In a recent post by Big Think, they discussed the concept of “Nowism”. The gist of the article was that while some may think that the “key to innovation is the ability to see trends before they develop and think ahead of the change curve”, Joi Ito, the director of the MIT Media Lab, focuses on “Nowism,” which is the focuses on process, not prediction. In Ito’s view, the greatest innovation successes are derived from serendipity, but also through a process that enables serendipity. The example of Nowism cited was if you designed a dating platform, but there are no takers. You have the ability to see this, change course, and then develop your product into a video sharing platform that you sell to Google for $1.6 billion.

This is exactly what agile development methodologies are all about. It’s about the here and now. Requirements, people, deadlines, scope, all changing every day, and adapting to the situation with ‘working software’ that helps you determine if you are meeting the requirements or NOT. You see, the value of ‘working software’ is not to put pressure on yourself to develop intermediate milestones so you don’t wait until the last minute. The value in each sprint (whether it be 2 days or 2 months) is to have something working where you can show it to the stakeholders and get an idea if you are going in the right direction or not.

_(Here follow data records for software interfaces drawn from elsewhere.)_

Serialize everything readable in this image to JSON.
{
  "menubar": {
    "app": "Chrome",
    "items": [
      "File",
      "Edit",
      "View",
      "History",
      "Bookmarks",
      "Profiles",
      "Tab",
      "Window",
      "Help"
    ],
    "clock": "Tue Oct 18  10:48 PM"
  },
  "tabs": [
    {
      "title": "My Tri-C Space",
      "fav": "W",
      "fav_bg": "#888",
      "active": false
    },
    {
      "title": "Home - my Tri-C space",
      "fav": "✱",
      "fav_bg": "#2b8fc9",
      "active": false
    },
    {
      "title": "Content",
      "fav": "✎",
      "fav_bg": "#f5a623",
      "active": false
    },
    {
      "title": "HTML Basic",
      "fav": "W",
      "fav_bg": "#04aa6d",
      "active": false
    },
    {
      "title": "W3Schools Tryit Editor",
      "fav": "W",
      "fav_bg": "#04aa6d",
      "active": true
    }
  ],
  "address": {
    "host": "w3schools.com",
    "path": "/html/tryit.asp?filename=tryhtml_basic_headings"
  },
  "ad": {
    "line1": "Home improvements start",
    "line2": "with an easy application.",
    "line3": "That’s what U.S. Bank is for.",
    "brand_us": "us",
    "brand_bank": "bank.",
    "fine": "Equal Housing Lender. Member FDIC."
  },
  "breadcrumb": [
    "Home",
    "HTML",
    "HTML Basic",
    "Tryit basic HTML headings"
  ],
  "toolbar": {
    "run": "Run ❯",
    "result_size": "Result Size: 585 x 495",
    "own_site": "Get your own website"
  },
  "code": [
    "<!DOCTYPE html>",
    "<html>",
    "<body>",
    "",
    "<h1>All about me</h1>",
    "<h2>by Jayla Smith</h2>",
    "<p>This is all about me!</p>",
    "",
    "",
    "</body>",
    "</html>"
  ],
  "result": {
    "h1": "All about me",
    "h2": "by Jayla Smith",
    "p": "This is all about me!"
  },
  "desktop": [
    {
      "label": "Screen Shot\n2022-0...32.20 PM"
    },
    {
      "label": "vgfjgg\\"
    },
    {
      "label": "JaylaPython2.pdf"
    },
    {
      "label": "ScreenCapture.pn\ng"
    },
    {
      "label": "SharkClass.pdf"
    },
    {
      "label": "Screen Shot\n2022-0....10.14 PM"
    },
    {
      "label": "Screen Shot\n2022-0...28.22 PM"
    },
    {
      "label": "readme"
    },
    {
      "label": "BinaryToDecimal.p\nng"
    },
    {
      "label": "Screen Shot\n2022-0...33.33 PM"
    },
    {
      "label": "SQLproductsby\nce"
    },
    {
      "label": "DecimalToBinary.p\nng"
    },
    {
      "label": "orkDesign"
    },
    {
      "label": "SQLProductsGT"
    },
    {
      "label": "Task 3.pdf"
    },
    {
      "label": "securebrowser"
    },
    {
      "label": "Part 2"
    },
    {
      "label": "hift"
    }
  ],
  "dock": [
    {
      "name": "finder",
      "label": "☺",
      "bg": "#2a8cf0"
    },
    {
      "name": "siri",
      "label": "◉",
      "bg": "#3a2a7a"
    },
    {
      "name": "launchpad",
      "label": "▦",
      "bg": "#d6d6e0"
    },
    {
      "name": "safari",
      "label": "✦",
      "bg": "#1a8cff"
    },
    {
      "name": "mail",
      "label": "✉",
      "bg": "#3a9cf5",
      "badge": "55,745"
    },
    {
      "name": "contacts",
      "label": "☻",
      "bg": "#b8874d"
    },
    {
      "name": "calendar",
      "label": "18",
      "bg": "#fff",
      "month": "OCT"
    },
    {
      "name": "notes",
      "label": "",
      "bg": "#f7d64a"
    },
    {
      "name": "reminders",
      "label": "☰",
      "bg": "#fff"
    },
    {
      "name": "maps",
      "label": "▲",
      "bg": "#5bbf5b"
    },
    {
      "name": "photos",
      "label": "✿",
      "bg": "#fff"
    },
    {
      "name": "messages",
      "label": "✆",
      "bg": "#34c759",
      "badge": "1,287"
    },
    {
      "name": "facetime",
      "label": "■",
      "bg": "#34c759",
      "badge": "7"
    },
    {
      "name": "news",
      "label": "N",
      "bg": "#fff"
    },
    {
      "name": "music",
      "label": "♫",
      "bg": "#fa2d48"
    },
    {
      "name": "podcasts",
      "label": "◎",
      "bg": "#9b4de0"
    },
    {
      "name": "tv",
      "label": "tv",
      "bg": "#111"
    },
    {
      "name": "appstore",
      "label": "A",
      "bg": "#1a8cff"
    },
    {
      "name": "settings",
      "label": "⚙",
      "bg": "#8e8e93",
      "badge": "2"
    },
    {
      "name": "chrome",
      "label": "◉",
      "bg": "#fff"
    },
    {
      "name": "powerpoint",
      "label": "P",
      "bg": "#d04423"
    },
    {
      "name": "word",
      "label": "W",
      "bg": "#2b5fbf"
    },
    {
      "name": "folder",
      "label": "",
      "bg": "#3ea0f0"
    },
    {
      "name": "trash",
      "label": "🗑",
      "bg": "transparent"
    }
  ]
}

Or, find out that their minds were in the wrong direction as well.

So it is doubtful that there will be any significant agile trends with respect to this basic agile principle of getting feedback early.

Agile is not about prediction. To the contrary, it is about the here and now, adapting on the spot to the given situation and context. So when you see ‘Best practices’ for agile, make sure you examine them carefully to determine where they fit at the given moment in time, depending on your team, product and environment.